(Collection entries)
========

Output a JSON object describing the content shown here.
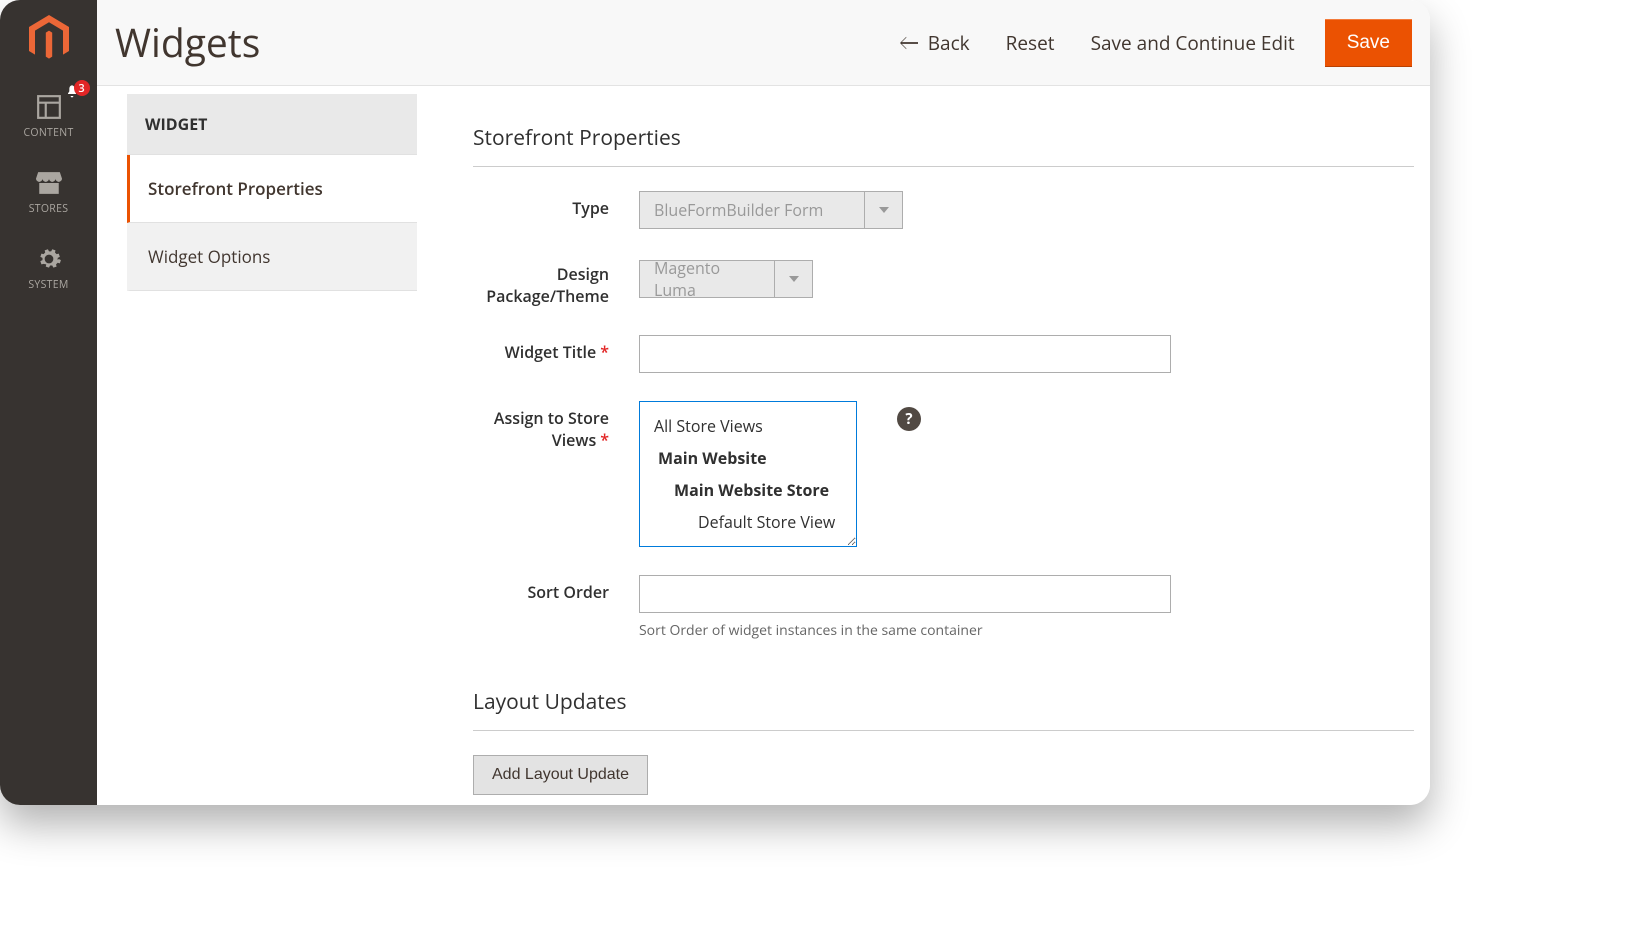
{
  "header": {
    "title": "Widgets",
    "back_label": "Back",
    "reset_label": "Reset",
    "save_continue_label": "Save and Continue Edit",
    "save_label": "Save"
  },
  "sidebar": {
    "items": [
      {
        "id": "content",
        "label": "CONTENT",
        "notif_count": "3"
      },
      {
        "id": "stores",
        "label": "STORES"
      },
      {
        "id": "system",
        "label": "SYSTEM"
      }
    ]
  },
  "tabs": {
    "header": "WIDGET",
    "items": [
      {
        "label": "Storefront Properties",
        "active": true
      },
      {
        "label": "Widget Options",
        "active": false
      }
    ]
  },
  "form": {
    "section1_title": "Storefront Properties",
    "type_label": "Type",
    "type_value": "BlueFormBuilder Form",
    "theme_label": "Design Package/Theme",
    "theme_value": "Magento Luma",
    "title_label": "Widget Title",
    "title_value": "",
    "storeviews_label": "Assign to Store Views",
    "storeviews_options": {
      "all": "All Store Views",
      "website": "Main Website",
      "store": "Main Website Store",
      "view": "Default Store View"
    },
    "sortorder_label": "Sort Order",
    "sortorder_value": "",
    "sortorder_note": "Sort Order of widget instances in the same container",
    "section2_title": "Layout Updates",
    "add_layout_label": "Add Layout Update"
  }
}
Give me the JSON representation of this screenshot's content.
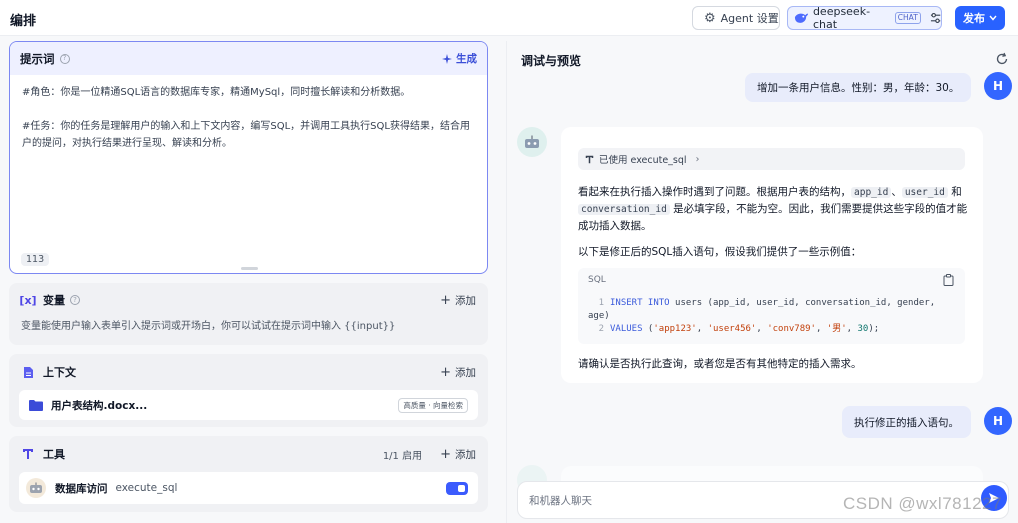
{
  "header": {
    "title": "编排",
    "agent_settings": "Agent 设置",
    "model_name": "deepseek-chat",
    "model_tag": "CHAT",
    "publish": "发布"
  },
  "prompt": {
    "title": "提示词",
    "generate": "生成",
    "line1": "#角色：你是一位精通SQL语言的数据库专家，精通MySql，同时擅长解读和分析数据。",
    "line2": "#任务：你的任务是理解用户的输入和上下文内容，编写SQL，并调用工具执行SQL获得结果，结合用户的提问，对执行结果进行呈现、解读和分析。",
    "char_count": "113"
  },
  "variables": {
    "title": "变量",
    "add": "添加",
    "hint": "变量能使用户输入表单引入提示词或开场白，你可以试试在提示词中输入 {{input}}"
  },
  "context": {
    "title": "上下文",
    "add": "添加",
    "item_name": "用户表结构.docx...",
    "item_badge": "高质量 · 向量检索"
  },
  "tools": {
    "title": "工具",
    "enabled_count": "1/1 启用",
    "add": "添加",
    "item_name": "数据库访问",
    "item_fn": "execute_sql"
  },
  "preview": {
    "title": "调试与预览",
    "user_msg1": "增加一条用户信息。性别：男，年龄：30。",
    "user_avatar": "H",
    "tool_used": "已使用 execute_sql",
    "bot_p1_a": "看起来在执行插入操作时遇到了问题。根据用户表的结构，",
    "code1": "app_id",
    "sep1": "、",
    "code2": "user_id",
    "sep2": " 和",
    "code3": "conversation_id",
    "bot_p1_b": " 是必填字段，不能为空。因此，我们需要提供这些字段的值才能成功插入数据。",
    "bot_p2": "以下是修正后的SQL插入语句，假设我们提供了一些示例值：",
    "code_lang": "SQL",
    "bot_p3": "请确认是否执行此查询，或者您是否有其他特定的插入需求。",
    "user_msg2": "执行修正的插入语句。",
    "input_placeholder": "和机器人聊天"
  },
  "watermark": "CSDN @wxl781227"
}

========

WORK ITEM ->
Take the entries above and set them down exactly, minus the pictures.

TASK ANSWER ->
Output a JSON object describing the content shown here.
{
  "header": {
    "title": "Widgets",
    "back_label": "Back",
    "reset_label": "Reset",
    "save_continue_label": "Save and Continue Edit",
    "save_label": "Save"
  },
  "sidebar": {
    "items": [
      {
        "id": "content",
        "label": "CONTENT",
        "notif_count": "3"
      },
      {
        "id": "stores",
        "label": "STORES"
      },
      {
        "id": "system",
        "label": "SYSTEM"
      }
    ]
  },
  "tabs": {
    "header": "WIDGET",
    "items": [
      {
        "label": "Storefront Properties",
        "active": true
      },
      {
        "label": "Widget Options",
        "active": false
      }
    ]
  },
  "form": {
    "section1_title": "Storefront Properties",
    "type_label": "Type",
    "type_value": "BlueFormBuilder Form",
    "theme_label": "Design Package/Theme",
    "theme_value": "Magento Luma",
    "title_label": "Widget Title",
    "title_value": "",
    "storeviews_label": "Assign to Store Views",
    "storeviews_options": {
      "all": "All Store Views",
      "website": "Main Website",
      "store": "Main Website Store",
      "view": "Default Store View"
    },
    "sortorder_label": "Sort Order",
    "sortorder_value": "",
    "sortorder_note": "Sort Order of widget instances in the same container",
    "section2_title": "Layout Updates",
    "add_layout_label": "Add Layout Update"
  }
}
Give me the JSON representation of this screenshot's content.
{
  "header": {
    "title": "编排",
    "agent_settings": "Agent 设置",
    "model_name": "deepseek-chat",
    "model_tag": "CHAT",
    "publish": "发布"
  },
  "prompt": {
    "title": "提示词",
    "generate": "生成",
    "line1": "#角色：你是一位精通SQL语言的数据库专家，精通MySql，同时擅长解读和分析数据。",
    "line2": "#任务：你的任务是理解用户的输入和上下文内容，编写SQL，并调用工具执行SQL获得结果，结合用户的提问，对执行结果进行呈现、解读和分析。",
    "char_count": "113"
  },
  "variables": {
    "title": "变量",
    "add": "添加",
    "hint": "变量能使用户输入表单引入提示词或开场白，你可以试试在提示词中输入 {{input}}"
  },
  "context": {
    "title": "上下文",
    "add": "添加",
    "item_name": "用户表结构.docx...",
    "item_badge": "高质量 · 向量检索"
  },
  "tools": {
    "title": "工具",
    "enabled_count": "1/1 启用",
    "add": "添加",
    "item_name": "数据库访问",
    "item_fn": "execute_sql"
  },
  "preview": {
    "title": "调试与预览",
    "user_msg1": "增加一条用户信息。性别：男，年龄：30。",
    "user_avatar": "H",
    "tool_used": "已使用 execute_sql",
    "bot_p1_a": "看起来在执行插入操作时遇到了问题。根据用户表的结构，",
    "code1": "app_id",
    "sep1": "、",
    "code2": "user_id",
    "sep2": " 和",
    "code3": "conversation_id",
    "bot_p1_b": " 是必填字段，不能为空。因此，我们需要提供这些字段的值才能成功插入数据。",
    "bot_p2": "以下是修正后的SQL插入语句，假设我们提供了一些示例值：",
    "code_lang": "SQL",
    "bot_p3": "请确认是否执行此查询，或者您是否有其他特定的插入需求。",
    "user_msg2": "执行修正的插入语句。",
    "input_placeholder": "和机器人聊天"
  },
  "watermark": "CSDN @wxl781227"
}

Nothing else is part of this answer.